    The deadly shooting at a Florida nightclub has reignited the debate in the U.S. over gun control. Although Congress doesn't provide government health agencies funds to study gun violence, public health experts say private research has helped them learn some things about the issue. VOA's Carol Pearson reports.
    Video

    Video Trump Unleashes Broadside Against Clinton to Try to Ease GOP Doubts

    Recent public opinion polls show Republican Donald Trump slipping behind Democrat Hillary Clinton in the presidential election matchup for November. Trump trails her both in fundraising and campaign organization, but he's intensifying his attacks on the former secretary of state. VOA National Correspondent Jim Malone reports.
    Video

    Video Muslim American Mayor Calls for Tolerance

    Syrian-born Mohamed Khairullah describes himself as "an American mayor who happens to be Muslim." As the three-term mayor of Prospect Park, New Jersey, he believes his town of 6,000 is an example of how ethnicity and religious beliefs should not determine a community's leadership. Ramon Taylor has this report from Prospect Park.
    Video

    Video Internal Rifts Over Syria Policy Could Be Headache for Next US President

    With the Obama administration showing little outward enthusiasm for adopting a more robust Syria policy, there is a strong likelihood that the internal discontent expressed by State Department employees will roll over to the next administration. VOA State Department correspondent Pam Dockins reports.
    Video

    Video Senegal to Park Colorful ‘Cars Rapide’ Permanently

    Brightly painted cars rapide are a hallmark of Dakar, offering residents a cheap way to get around the capital city since 1976. But the privately owned minibuses are scheduled to be parked for good in late 2018, as Ricci Shryock reports for VOA.
    Video
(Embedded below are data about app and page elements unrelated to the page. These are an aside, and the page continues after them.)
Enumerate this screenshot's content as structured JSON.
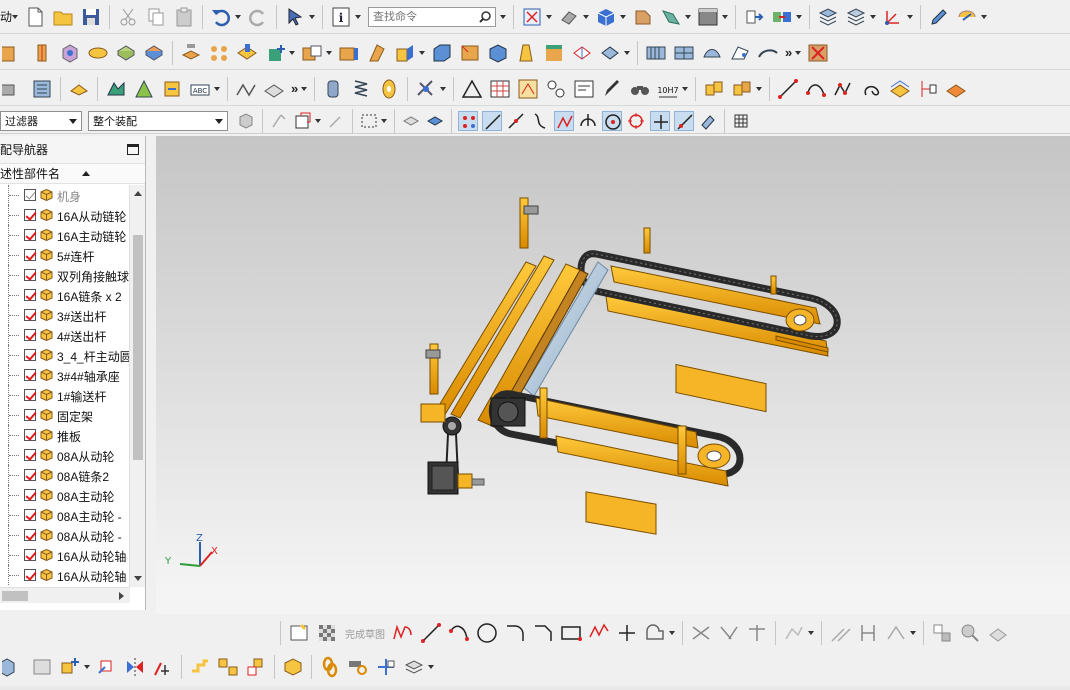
{
  "toolbar1": {
    "left_clip_text": "动",
    "search_placeholder": "查找命令"
  },
  "filter_bar": {
    "filter_label": "过滤器",
    "assembly_label": "整个装配"
  },
  "navigator": {
    "title": "配导航器",
    "column_header": "述性部件名",
    "items": [
      {
        "label": "机身",
        "checked": false
      },
      {
        "label": "16A从动链轮",
        "checked": true
      },
      {
        "label": "16A主动链轮",
        "checked": true
      },
      {
        "label": "5#连杆",
        "checked": true
      },
      {
        "label": "双列角接触球",
        "checked": true
      },
      {
        "label": "16A链条 x 2",
        "checked": true
      },
      {
        "label": "3#送出杆",
        "checked": true
      },
      {
        "label": "4#送出杆",
        "checked": true
      },
      {
        "label": "3_4_杆主动圆",
        "checked": true
      },
      {
        "label": "3#4#轴承座",
        "checked": true
      },
      {
        "label": "1#输送杆",
        "checked": true
      },
      {
        "label": "固定架",
        "checked": true
      },
      {
        "label": "推板",
        "checked": true
      },
      {
        "label": "08A从动轮",
        "checked": true
      },
      {
        "label": "08A链条2",
        "checked": true
      },
      {
        "label": "08A主动轮",
        "checked": true
      },
      {
        "label": "08A主动轮 -",
        "checked": true
      },
      {
        "label": "08A从动轮 -",
        "checked": true
      },
      {
        "label": "16A从动轮轴",
        "checked": true
      },
      {
        "label": "16A从动轮轴",
        "checked": true
      }
    ]
  },
  "sketch_toolbar": {
    "finish_sketch_label": "完成草图"
  },
  "toolbar2": {
    "tolerance_label": "10H7"
  },
  "triad": {
    "x_label": "X",
    "y_label": "Y",
    "z_label": "Z"
  },
  "colors": {
    "accent_yellow": "#f2a81d",
    "chain_dark": "#2a2a2a",
    "check_red": "#e31b1b",
    "shaft_blue": "#a8c4dc"
  }
}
    Video Florida Gets $1 Million in Emergency Government Funding for Orlando

    The U.S. government has granted $1 million in emergency funding to the state of Florida to cover the costs linked to the June 12 massacre in Orlando. U.S. Attorney General Loretta Lynch announced the grant Tuesday in Orlando, where she met with survivors of the shooting attack that killed 49 people. Zlatica Hoke reports.
    Video

    Video How to Print Impossible Shapes with Metal

    3-D printing with metals is rapidly becoming more advanced. As printers become more affordable, the industry is partnering with universities to refine processes for manufacturing previously impossible things. A new 3-D printing lab aims to bring the new technology closer to everyday use. VOA's George Putic reports.
    Video

    Video Big Somali Community in Minnesota Observes Muslim Religious Feast

    Ramadan is widely observed in the north central US state of Minnesota, which a large Muslim community calls home. VOA Somali service reporter Mohmud Masadde files this report from Minneapolis, the state's biggest city.

    Special Report

    Adrift The Invisible African Diaspora